The Metropole Orchestra is like Count Basie or Duke Ellington with strings... it's strings that swing. Strings that swing like Dizzy Gillespie... keep swinging, baby. And when you have all of that special excellence of the Metropole Orchestra, then your music just flies - it soars in a way that's really magical.
My eyes went blank, and I stared off, and the music started. It was raining, and the sun was shining at the same time, and there were these big bay windows, and there was the blue in the sky, and the sun on the trees, and it was drizzling.
Music is such a balm. Always has been. It's such a heartbeat, like blood thrumming through the womb. That's why music appeals to people.
Once you discover that you can, then you must. And it's not easy. You have to take direct steps. You really have to count your blessings and you have to make a decided effort to not get seduced by the blues.

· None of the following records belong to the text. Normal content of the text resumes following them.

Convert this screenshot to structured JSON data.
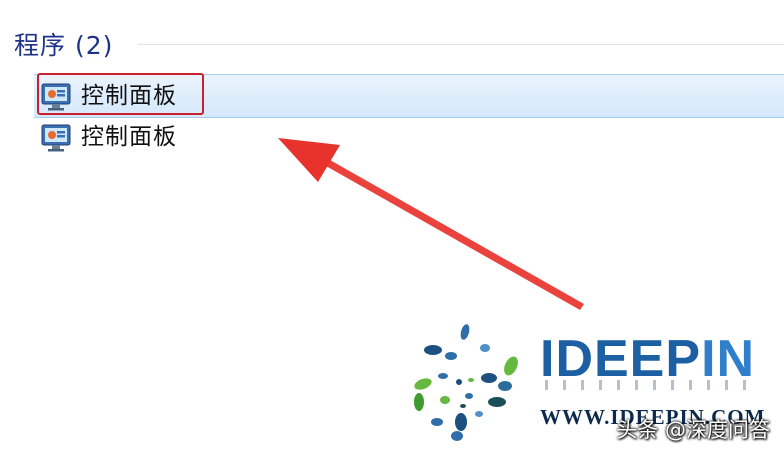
{
  "group": {
    "title": "程序 (2)"
  },
  "results": [
    {
      "label": "控制面板",
      "icon": "control-panel-icon",
      "selected": true
    },
    {
      "label": "控制面板",
      "icon": "control-panel-icon",
      "selected": false
    }
  ],
  "annotation": {
    "box_color": "#c8202e",
    "arrow_color": "#e8322c"
  },
  "logo": {
    "name_part1": "IDEEP",
    "name_part2": "IN",
    "url": "WWW.IDEEPIN.COM"
  },
  "watermark": {
    "text": "头条 @深度问答"
  }
}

These songs are old friends I have entertained myself with when I'm washing the dishes, driving to the store and walking down the aisles. The ones that you sing when you're driving in the car and as a singer you always go back to them.
The work must be its own reward. I got that early on. And I'm blessed by meeting my own standards of excellence.

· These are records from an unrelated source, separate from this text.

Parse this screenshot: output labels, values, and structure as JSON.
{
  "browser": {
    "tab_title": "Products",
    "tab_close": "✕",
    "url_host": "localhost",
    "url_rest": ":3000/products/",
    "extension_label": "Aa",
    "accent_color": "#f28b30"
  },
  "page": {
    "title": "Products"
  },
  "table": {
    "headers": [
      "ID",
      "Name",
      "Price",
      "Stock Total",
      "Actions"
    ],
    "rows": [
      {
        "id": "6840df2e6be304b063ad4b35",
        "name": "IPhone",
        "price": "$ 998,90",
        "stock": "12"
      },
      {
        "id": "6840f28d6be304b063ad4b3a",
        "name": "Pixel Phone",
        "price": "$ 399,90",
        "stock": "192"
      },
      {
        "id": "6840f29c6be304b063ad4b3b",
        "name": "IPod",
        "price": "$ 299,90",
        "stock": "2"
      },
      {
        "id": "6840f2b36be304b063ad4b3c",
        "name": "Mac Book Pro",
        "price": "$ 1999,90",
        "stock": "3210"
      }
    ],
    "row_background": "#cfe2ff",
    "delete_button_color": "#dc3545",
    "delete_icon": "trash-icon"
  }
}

It's a wonderful thing to have life and to look at all this creation and say thank you. I even say it on stage.
I grew up the son of a Seventh Day Adventist minister, so I was really close to the church and sang church music between sips at my bottle, you know? I sat on the piano bench next to my mother. She was the church organist, so that music is deeply inside of me.

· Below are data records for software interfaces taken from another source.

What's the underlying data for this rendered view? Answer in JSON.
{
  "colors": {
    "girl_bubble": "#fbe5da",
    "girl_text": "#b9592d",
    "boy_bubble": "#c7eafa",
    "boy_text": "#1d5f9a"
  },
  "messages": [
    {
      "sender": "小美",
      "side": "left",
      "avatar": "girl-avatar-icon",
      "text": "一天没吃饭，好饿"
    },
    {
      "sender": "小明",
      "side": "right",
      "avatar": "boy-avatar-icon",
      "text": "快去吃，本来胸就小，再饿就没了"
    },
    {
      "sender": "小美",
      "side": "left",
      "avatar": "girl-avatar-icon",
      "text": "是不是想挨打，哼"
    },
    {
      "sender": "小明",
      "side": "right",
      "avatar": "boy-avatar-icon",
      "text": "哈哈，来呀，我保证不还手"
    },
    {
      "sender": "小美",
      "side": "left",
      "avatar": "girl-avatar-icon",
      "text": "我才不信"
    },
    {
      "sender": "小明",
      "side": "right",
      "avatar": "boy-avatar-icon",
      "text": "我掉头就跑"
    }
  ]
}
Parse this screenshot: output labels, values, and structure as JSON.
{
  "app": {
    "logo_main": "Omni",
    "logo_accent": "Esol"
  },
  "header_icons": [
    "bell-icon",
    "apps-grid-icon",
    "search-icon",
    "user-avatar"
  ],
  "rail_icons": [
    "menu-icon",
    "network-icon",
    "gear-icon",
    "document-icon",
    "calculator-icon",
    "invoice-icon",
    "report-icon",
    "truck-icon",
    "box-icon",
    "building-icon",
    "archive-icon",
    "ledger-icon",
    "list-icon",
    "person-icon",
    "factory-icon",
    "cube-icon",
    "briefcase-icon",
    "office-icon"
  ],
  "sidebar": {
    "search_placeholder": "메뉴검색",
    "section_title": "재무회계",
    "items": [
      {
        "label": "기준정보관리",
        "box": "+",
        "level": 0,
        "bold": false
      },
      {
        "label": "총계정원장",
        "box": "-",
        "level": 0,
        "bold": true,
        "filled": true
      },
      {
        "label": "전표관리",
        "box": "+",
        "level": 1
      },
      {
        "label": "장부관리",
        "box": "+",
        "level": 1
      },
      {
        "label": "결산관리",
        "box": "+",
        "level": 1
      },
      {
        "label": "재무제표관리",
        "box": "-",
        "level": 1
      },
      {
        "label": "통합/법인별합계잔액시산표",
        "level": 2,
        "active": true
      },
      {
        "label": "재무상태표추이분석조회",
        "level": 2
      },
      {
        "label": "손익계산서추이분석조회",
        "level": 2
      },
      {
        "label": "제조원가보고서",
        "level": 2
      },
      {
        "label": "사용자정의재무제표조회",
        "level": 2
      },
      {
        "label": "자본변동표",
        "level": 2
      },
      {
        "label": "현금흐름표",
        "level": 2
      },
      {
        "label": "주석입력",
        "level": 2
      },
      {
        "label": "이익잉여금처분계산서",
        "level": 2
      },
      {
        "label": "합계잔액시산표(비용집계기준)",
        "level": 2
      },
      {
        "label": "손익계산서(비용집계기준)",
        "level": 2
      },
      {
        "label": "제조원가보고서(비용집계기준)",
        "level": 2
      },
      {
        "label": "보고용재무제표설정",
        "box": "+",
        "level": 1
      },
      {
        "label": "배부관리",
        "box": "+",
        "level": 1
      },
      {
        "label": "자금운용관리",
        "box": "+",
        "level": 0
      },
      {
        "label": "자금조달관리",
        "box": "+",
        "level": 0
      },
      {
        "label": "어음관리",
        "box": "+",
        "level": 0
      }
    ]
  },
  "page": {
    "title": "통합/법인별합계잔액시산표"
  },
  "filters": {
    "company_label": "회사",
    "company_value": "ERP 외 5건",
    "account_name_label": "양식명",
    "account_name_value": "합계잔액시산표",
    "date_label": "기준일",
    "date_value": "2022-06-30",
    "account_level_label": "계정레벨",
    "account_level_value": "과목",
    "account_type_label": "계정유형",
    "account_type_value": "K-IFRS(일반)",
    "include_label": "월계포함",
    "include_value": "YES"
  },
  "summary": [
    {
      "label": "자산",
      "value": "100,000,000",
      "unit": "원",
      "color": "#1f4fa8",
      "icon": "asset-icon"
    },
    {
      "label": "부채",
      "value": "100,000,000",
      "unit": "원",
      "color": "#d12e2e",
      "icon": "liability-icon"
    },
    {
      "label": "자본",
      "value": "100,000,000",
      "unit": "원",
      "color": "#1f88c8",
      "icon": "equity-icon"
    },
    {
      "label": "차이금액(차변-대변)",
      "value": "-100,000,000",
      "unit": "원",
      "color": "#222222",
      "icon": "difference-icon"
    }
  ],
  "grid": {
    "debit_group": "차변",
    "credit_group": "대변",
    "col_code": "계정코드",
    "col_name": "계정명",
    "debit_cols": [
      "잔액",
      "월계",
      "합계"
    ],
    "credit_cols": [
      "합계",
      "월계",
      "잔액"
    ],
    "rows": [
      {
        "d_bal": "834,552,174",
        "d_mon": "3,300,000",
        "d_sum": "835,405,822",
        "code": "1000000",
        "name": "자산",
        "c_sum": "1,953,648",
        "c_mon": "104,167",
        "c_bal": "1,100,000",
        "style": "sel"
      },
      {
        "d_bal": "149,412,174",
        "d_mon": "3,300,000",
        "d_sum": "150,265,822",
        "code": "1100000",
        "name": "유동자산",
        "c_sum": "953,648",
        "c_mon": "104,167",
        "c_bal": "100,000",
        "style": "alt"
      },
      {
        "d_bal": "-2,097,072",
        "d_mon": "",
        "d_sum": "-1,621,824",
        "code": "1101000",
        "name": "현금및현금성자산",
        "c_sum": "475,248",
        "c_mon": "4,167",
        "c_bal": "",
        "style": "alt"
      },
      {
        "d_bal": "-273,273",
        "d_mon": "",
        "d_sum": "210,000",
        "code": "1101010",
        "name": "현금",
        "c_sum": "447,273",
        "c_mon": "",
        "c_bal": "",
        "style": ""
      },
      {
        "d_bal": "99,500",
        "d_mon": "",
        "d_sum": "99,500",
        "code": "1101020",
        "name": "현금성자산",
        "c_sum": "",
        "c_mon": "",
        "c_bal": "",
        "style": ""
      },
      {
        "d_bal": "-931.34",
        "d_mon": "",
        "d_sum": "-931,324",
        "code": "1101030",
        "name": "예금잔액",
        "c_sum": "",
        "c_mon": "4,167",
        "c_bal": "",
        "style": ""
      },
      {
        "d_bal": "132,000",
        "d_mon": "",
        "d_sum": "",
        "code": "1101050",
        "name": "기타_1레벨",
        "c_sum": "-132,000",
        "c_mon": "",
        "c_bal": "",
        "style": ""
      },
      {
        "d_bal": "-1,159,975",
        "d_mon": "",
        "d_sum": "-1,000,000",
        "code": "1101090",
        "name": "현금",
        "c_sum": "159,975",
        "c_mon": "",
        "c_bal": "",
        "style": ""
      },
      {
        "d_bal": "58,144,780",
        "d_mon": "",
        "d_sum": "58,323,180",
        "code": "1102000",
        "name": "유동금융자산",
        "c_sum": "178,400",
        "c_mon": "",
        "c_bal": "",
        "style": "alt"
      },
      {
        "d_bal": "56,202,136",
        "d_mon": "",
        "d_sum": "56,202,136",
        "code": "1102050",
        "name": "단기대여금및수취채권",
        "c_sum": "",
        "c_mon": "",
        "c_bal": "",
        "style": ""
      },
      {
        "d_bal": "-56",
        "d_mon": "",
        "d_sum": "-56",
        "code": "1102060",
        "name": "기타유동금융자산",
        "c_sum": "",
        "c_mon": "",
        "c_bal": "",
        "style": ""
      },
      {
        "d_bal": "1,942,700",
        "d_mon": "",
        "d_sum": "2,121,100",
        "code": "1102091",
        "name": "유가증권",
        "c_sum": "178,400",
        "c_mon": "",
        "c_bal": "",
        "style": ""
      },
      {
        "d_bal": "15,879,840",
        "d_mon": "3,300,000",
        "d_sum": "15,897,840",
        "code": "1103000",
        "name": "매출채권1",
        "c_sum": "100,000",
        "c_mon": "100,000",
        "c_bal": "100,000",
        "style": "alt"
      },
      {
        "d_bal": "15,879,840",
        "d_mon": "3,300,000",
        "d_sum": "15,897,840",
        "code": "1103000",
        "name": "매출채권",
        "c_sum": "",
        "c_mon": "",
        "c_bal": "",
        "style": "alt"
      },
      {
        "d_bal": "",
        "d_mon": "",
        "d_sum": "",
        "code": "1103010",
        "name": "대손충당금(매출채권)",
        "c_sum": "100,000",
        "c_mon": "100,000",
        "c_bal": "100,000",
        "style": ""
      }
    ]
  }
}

I am a distance runner, a marathoner... literally and figuratively.
I have serious hearing loss. I'm challenged if I don't have my hearing aids in.
I'm touched by rock n' roll. I'm touched by the Beatles. I want some of the music I do to reflect that.
I want to give the audience the whole package, and for me, the whole package is to give them something fresh as well. It's not as much fun resting on your laurels.
I'm not sure it's a better music world of appreciation and performance. I think the listener is a different guy, and listening is something he does in passing, with other stuff going on. There's less care and understanding of the relationship between the song and the listener.
I'm really looking forward to it because it will give me the opportunity to do the whole other kind of approach to the music live that I haven't had a chance to do. and I think is important for me to do.
I've been saying for almost 20 years that I need to do a jazz project and it ought to be either big band or I should do some jazz songs with a trio or quartet.
Jazz should be recognized as music of the people, based in a lot of accents and melodies. What is jazz but music that people danced to? Jazz has the dynamic thing. I don't think you have to be playing only Charlie Parker licks on your horn or whatever the new version of that is.
Learn it well in your head, know it well, pick things you know and bring the old you and all the experience you have from singing these various kinds of feelings that are still related to what I have done in the rest of my career.
Obviously given good health, and a continuing audience and a record company that allows me to do music. So given those things yes, I'm introducing some new music that people haven't really heard me do in quite this fashion.
That's Tommy, this great producer who comes in contact with people and must have a mental library of personnel who are great for this and great for that, and he brought this whole group of musicians to the project that I'd never worked with before.